What you are asked to do: Copy each line in the data that includes the word "background".

Information:
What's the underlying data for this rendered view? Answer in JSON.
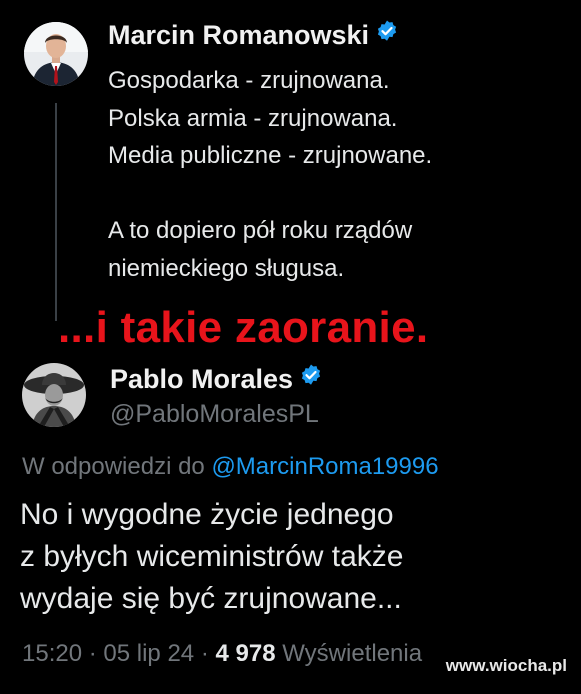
{
  "tweet1": {
    "author_name": "Marcin Romanowski",
    "lines": [
      "Gospodarka - zrujnowana.",
      "Polska armia - zrujnowana.",
      "Media publiczne - zrujnowane.",
      "",
      "A to dopiero pół roku rządów",
      "niemieckiego sługusa."
    ]
  },
  "caption": "...i takie zaoranie.",
  "tweet2": {
    "author_name": "Pablo Morales",
    "handle": "@PabloMoralesPL",
    "reply_prefix": "W odpowiedzi do",
    "reply_mention": "@MarcinRoma19996",
    "lines": [
      "No i wygodne życie jednego",
      "z byłych wiceministrów także",
      "wydaje się być zrujnowane..."
    ],
    "time": "15:20",
    "date": "05 lip 24",
    "views_count": "4 978",
    "views_label": "Wyświetlenia",
    "separator": "·"
  },
  "watermark": "www.wiocha.pl",
  "colors": {
    "background": "#000000",
    "verified": "#1d9bf0",
    "caption": "#e8141b",
    "muted": "#71767b"
  },
  "icons": [
    "verified-badge-icon",
    "verified-badge-icon"
  ]
}
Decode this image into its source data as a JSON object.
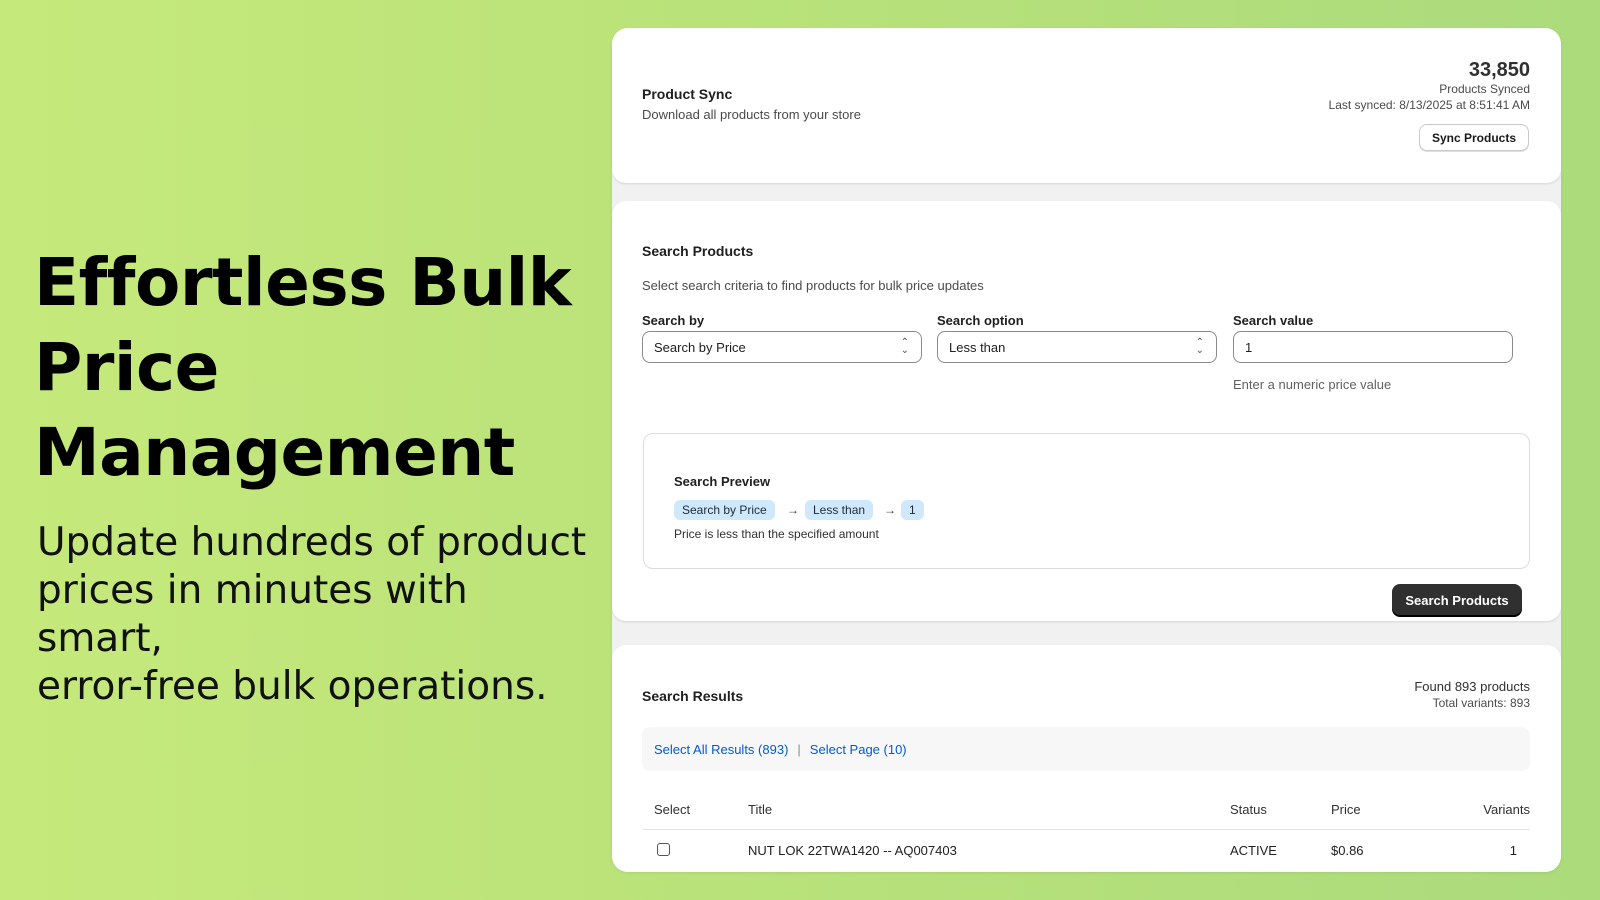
{
  "hero": {
    "title_lines": [
      "Effortless Bulk",
      "Price",
      "Management"
    ],
    "subtitle_lines": [
      "Update hundreds of product",
      "prices in minutes with smart,",
      "error-free bulk operations."
    ]
  },
  "sync": {
    "title": "Product Sync",
    "description": "Download all products from your store",
    "count": "33,850",
    "count_label": "Products Synced",
    "last_synced": "Last synced: 8/13/2025 at 8:51:41 AM",
    "button": "Sync Products"
  },
  "search": {
    "title": "Search Products",
    "description": "Select search criteria to find products for bulk price updates",
    "search_by_label": "Search by",
    "search_by_value": "Search by Price",
    "option_label": "Search option",
    "option_value": "Less than",
    "value_label": "Search value",
    "value_value": "1",
    "value_help": "Enter a numeric price value",
    "preview": {
      "title": "Search Preview",
      "tags": [
        "Search by Price",
        "Less than",
        "1"
      ],
      "arrow": "→",
      "description": "Price is less than the specified amount"
    },
    "button": "Search Products"
  },
  "results": {
    "title": "Search Results",
    "found": "Found 893 products",
    "variants_total": "Total variants: 893",
    "select_all": "Select All Results (893)",
    "separator": "|",
    "select_page": "Select Page (10)",
    "columns": [
      "Select",
      "Title",
      "Status",
      "Price",
      "Variants"
    ],
    "rows": [
      {
        "title": "NUT LOK 22TWA1420 -- AQ007403",
        "status": "ACTIVE",
        "price": "$0.86",
        "variants": "1",
        "checked": false
      }
    ]
  },
  "icons": [
    "chevron-updown-icon",
    "arrow-right-icon",
    "checkbox-icon"
  ],
  "colors": {
    "background": "#c6e97b",
    "accent_link": "#005bd3",
    "primary_button": "#303030",
    "tag_bg": "#cfe8fb"
  }
}
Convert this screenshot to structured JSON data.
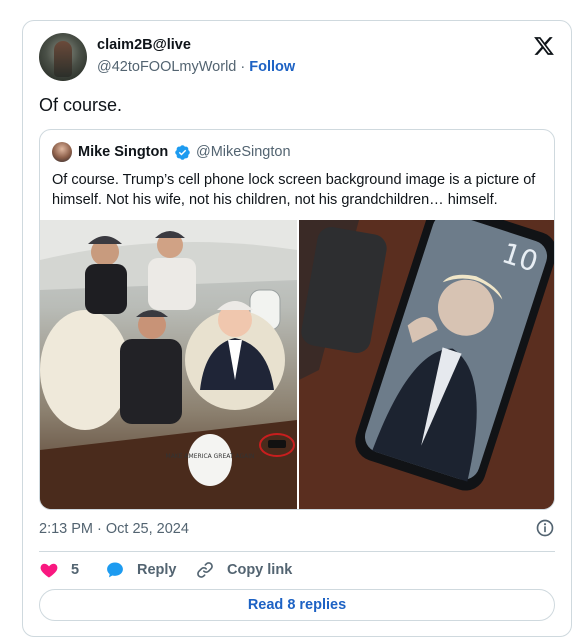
{
  "author": {
    "name": "claim2B@live",
    "handle": "@42toFOOLmyWorld",
    "separator": " · ",
    "follow_label": "Follow"
  },
  "tweet": {
    "text": "Of course.",
    "timestamp": "2:13 PM · Oct 25, 2024"
  },
  "quoted": {
    "name": "Mike Sington",
    "handle": "@MikeSington",
    "text": "Of course. Trump’s cell phone lock screen background image is a picture of himself. Not his wife, not his children, not his grandchildren… himself.",
    "photo_left_hat_text": "MAKE AMERICA GREAT AGAIN",
    "photo_right_clock": "10"
  },
  "actions": {
    "like_count": "5",
    "reply_label": "Reply",
    "copy_label": "Copy link",
    "read_replies_label": "Read 8 replies"
  },
  "colors": {
    "link": "#1d62c4",
    "like": "#f91880",
    "reply": "#1d9bf0",
    "secondary_text": "#536471",
    "border": "#cfd9de"
  },
  "icons": [
    "x-logo-icon",
    "verified-badge-icon",
    "info-icon",
    "heart-icon",
    "reply-bubble-icon",
    "link-icon"
  ]
}
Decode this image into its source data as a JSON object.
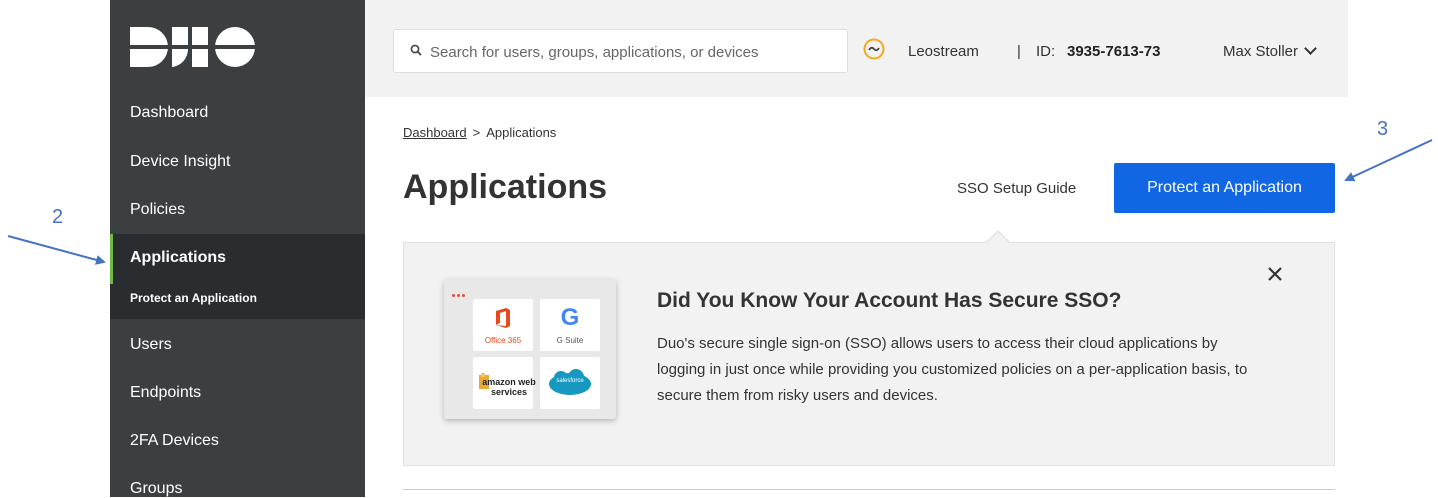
{
  "sidebar": {
    "logo_text": "DUO",
    "items": [
      {
        "label": "Dashboard"
      },
      {
        "label": "Device Insight"
      },
      {
        "label": "Policies"
      },
      {
        "label": "Applications"
      },
      {
        "label": "Protect an Application"
      },
      {
        "label": "Users"
      },
      {
        "label": "Endpoints"
      },
      {
        "label": "2FA Devices"
      },
      {
        "label": "Groups"
      }
    ],
    "active_item": "Applications",
    "active_accent": "#6dbb42",
    "bg_color": "#3b3f42"
  },
  "header": {
    "search_placeholder": "Search for users, groups, applications, or devices",
    "account_icon": "account-switch-icon",
    "account_name": "Leostream",
    "separator": "|",
    "id_label": "ID:",
    "id_value": "3935-7613-73",
    "user_name": "Max Stoller"
  },
  "breadcrumb": {
    "home": "Dashboard",
    "separator": ">",
    "current": "Applications"
  },
  "page": {
    "title": "Applications",
    "sso_guide": "SSO Setup Guide",
    "protect_button": "Protect an Application",
    "primary_color": "#1166e4"
  },
  "callout": {
    "title": "Did You Know Your Account Has Secure SSO?",
    "body": "Duo's secure single sign-on (SSO) allows users to access their cloud applications by logging in just once while providing you customized policies on a per-application basis, to secure them from risky users and devices.",
    "tiles": [
      {
        "label": "Office 365",
        "icon": "office365-icon"
      },
      {
        "label": "G Suite",
        "icon": "google-icon"
      },
      {
        "label": "amazon web services",
        "icon": "aws-icon"
      },
      {
        "label": "salesforce",
        "icon": "salesforce-icon"
      }
    ]
  },
  "annotations": [
    {
      "label": "2"
    },
    {
      "label": "3"
    }
  ]
}
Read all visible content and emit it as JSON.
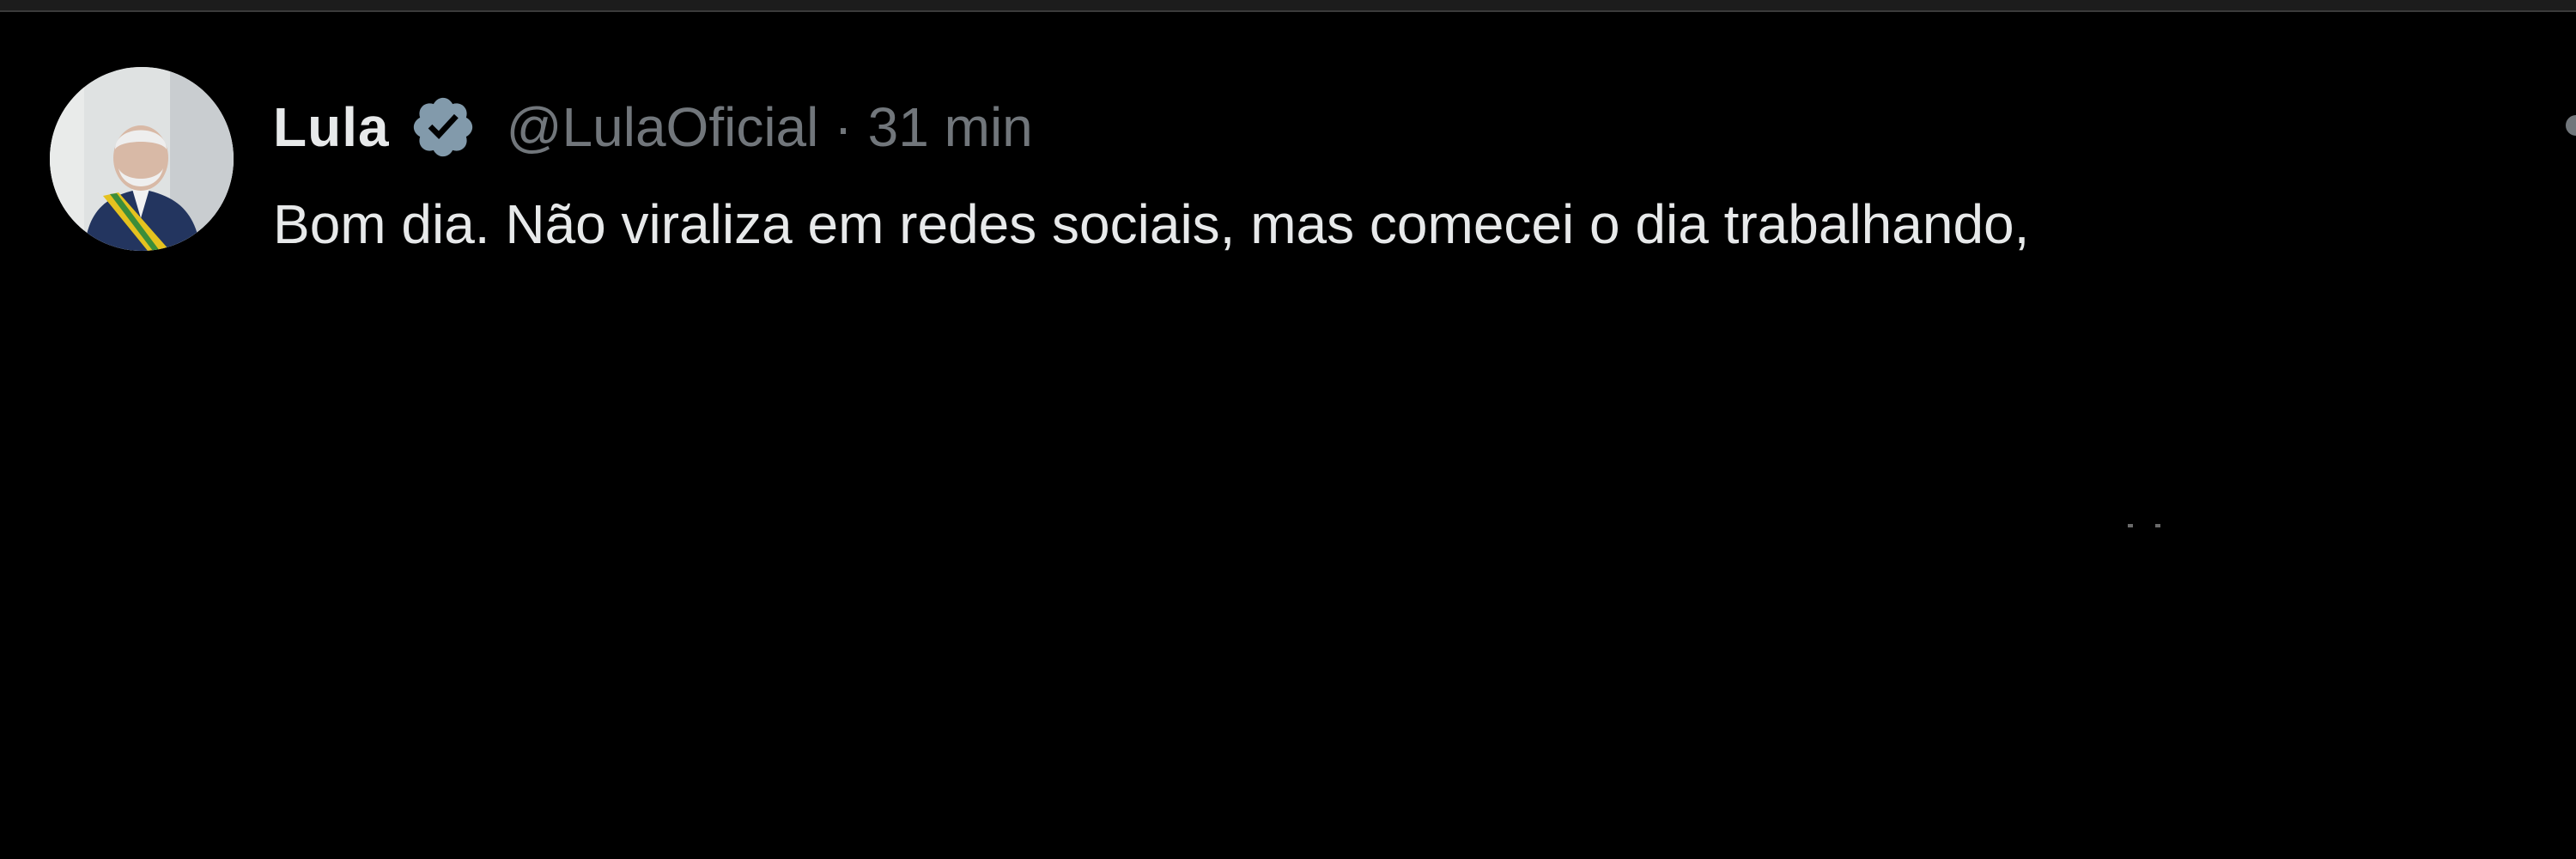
{
  "tweet": {
    "display_name": "Lula",
    "handle": "@LulaOficial",
    "separator": "·",
    "timestamp": "31 min",
    "text": "Bom dia. Não viraliza em redes sociais, mas comecei o dia trabalhando,",
    "verified_icon": "verified-badge-icon",
    "avatar_icon": "profile-avatar"
  },
  "colors": {
    "background": "#000000",
    "primary_text": "#e7e9ea",
    "secondary_text": "#71767b",
    "verified_badge": "#829aab"
  }
}
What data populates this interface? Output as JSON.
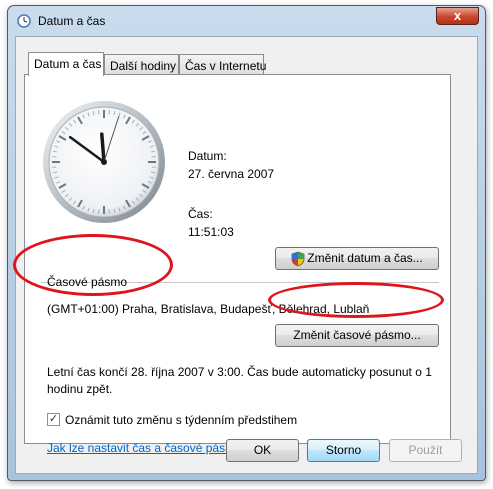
{
  "window": {
    "title": "Datum a čas",
    "close_glyph": "x"
  },
  "tabs": [
    {
      "label": "Datum a čas",
      "active": true
    },
    {
      "label": "Další hodiny",
      "active": false
    },
    {
      "label": "Čas v Internetu",
      "active": false
    }
  ],
  "clock": {
    "hour": 11,
    "minute": 51,
    "second": 3
  },
  "date": {
    "label": "Datum:",
    "value": "27. června 2007"
  },
  "time": {
    "label": "Čas:",
    "value": "11:51:03"
  },
  "change_datetime_button": "Změnit datum a čas...",
  "timezone": {
    "heading": "Časové pásmo",
    "value": "(GMT+01:00) Praha, Bratislava, Budapešť, Bělehrad, Lublaň",
    "change_button": "Změnit časové pásmo..."
  },
  "dst_notice": {
    "line1": "Letní čas končí 28. října 2007 v 3:00. Čas bude automaticky posunut o 1",
    "line2": "hodinu zpět."
  },
  "notify_checkbox": {
    "label": "Oznámit tuto změnu s týdenním předstihem",
    "checked": true,
    "check_glyph": "✓"
  },
  "help_link": "Jak lze nastavit čas a časové pásmo?",
  "dialog_buttons": {
    "ok": "OK",
    "cancel": "Storno",
    "apply": "Použít"
  },
  "colors": {
    "highlight_ellipse": "#e0141c",
    "link": "#0066cc",
    "clock_hands": "#1a1a1a"
  }
}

Exercise answer:
    "background": "#000000",
    "background": "#c6e97b",
    "text": "Of course. Trump’s cell phone lock screen background image is a picture of himself. Not his wife, not his children, not his grandchildren… himself.",
    "background": "#000000",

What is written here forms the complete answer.